● Brief: Write the data out again, exactly as given.

● Extracted records:

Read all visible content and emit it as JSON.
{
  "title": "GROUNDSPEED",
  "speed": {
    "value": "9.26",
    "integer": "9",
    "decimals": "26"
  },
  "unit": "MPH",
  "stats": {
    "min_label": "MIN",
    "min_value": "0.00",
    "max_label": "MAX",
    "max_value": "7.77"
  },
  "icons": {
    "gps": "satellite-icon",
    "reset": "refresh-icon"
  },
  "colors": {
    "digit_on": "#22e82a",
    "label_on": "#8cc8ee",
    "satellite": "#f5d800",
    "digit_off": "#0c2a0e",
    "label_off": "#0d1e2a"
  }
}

● Result of the exercise:
Read all visible content and emit it as JSON.
{
  "title": "GROUNDSPEED",
  "speed": {
    "value": "9.26",
    "integer": "9",
    "decimals": "26"
  },
  "unit": "MPH",
  "stats": {
    "min_label": "MIN",
    "min_value": "0.00",
    "max_label": "MAX",
    "max_value": "7.77"
  },
  "icons": {
    "gps": "satellite-icon",
    "reset": "refresh-icon"
  },
  "colors": {
    "digit_on": "#22e82a",
    "label_on": "#8cc8ee",
    "satellite": "#f5d800",
    "digit_off": "#0c2a0e",
    "label_off": "#0d1e2a"
  }
}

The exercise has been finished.